We can preach and teach all day long but if we don't live those values there will be no power of influence. Transformative education happens through mentorship and a life of modeled virtue. A Talmudic tale:
Rabbi Yohanan stood and kissed Elazar on the head. Rabbi Yohanan said, "Blessed is G-d, the Lord of Israel, who gave such a son to Abraham our father; for he knows how to understand, and investigate, and expound upon the works of the Chariot (a particular mystical revelation). There are those who preach well, yet they do not practice. There are those who practice well, but they cannot preach. You practice what you preach!

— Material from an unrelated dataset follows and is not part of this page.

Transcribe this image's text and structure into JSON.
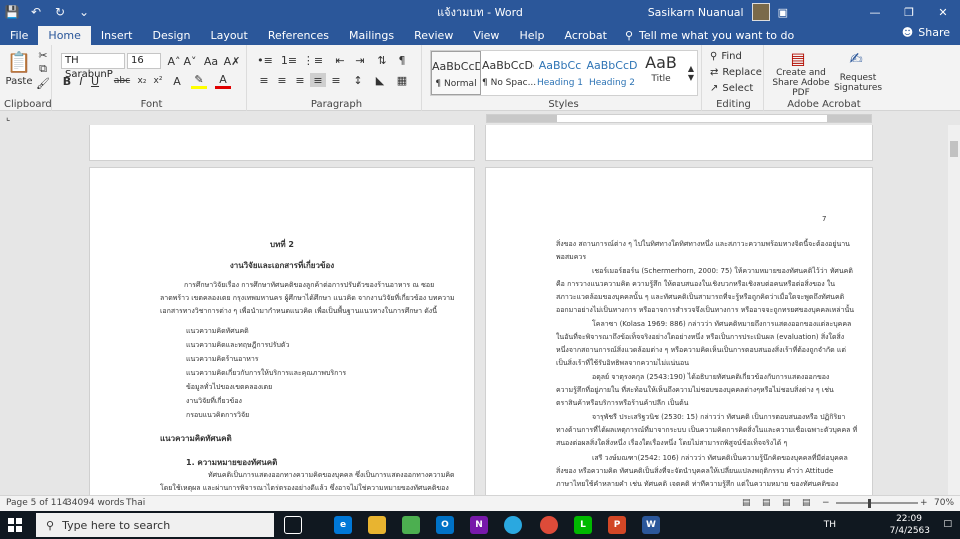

Happy are you, Abraham our father, that Elazar ben Arakh is your offspring!" (Haggigah 14b).
The study of Torah cannot remain academic. Torah must be lived. The rabbis taught the danger of merely studying Torah from the outside but missing the soul of the tradition.
Rabbi Yishmael bar Rabbi Yose said: One who studies Torah in order to teach, is given the means to study and to teach; and one who studies in order to practice, is given the means to study and to teach, to observe and to practice (Avot 4:6).
One cannot be a true "teacher" without observing and practicing what they study and teach. This is not so easy when one is an idealistic dreamer who teaches many profound values.
For example, Prime Minister David Ben-Gurion did not just preach the values of equality when he read the Proclamation of Independence. He frequently modeled them in humble ways. One example: Ben-Gurion actually used to receive hundreds of letters (too many for him to answer on his own). He saw one was from three out-of-work Arabs. He spent most of that afternoon calling people in the government to find them jobs (Ben-Gurion, Builder of Israel, 105). This was not easy or typical in the 1950s amidst continued conflict.
I can recall as a child watching my father speak to the homeless with such respect, my mentor Rabbi Avi Weiss hugging every maintenance custodian he met, my dear wife modestly showing care for others when it seems no one is watching, and my high school teacher spending her free time to challenge me in my thinking and direction. These role models shaped my character more than any words they spoke.
A child watches her parent very closely. It is not in the moment of dinner table lesson that a value will be inculcated. It is typically in watching how a child's parents talk to one another, how one's father speaks with the cashier, and how one's mother converses with a frustrating telemarketer. To teach virtue one must model virtue. To parent with values one must live with those values consistently even when one thinks that no one is watching.
Rav Avraham Yitzchak HaCohen Kook, the first Ashkenazic Chief Rabbi of Israel, taught: "The pure righteous do not complain of the dark, but increase the light; they do not complain of evil, but increase justice; they do not complain of heresy, but increase faith; they do not complain of ignorance, but increase wisdom."
Rav Kook lived up to this teaching as a tremendous force of proactive good. Our role is to be a source of light and to walk with light. It is all too easy to profess virtue, but to live with virtue is the real challenge. It is all too easy to enter polemics complaining about the system, but we must work to change the system each day of our lives to further a more just and holy society.
The Chofetz Chaim told a story about kindness done at great sacrifice, starting in Hungary before World War 2:
The townspeople employed a rebbi to teach their boys, but they were unable to pay him .... Instead, the parents took turns providing meals for him.... After many years, the rebbi's wife died, his children moved away and he was left alone. No longer able to teach, he was replaced by a new rebbi.... Only one woman felt a continued obligation to support the man who had taught her children so well.... For five years, until the end of the rebbi's life, she repeated her daily climb of the stairs to his small apartment to bring him his lunch.
... the war quickly crushed the small Jewish community's tenuous existence. The woman, however, ...died of natural causes. Most of the townspeople were herded away to their deaths, but this woman's grandchildren...were led to a small apartment, where a brave gentile woman risked her life to hide them...[and] provided their meals.... Her apartment sustained several raids and searches, but her "fugi¬tives" were never discovered.
When they emerged from hiding, the children learned that their refuge had once belonged to a different tenant -- the old rebbi their grandmother had fed. The same stairs the gentile woman climbed, bearing their provisions, had born their grandmother upward as well, on a mission of chesed that, decades later, saved their lives.
Living with kindness inspires others to act. Sometimes it may even "inspire" the heavens to offer support on earth in miraculous ways we may never expect. Ultimately, though, "we do not rely upon miracles." We must live with inspiration and radical giving expecting nothing in return. This will not only help others in need but also set a model so desperately needed today.
Rabbi Dr. Shmuly Yanklowitz is the Executive Director of the Valley Beit Midrash, the Founder & President of Uri L'Tzedek, the Founder and CEO of The Shamayim V'Aretz Institute and the author of "Jewish Ethics & Social Justice: A Guide for the 21st Century." Newsweek named Rav Shmuly one of the top 50 rabbis in America."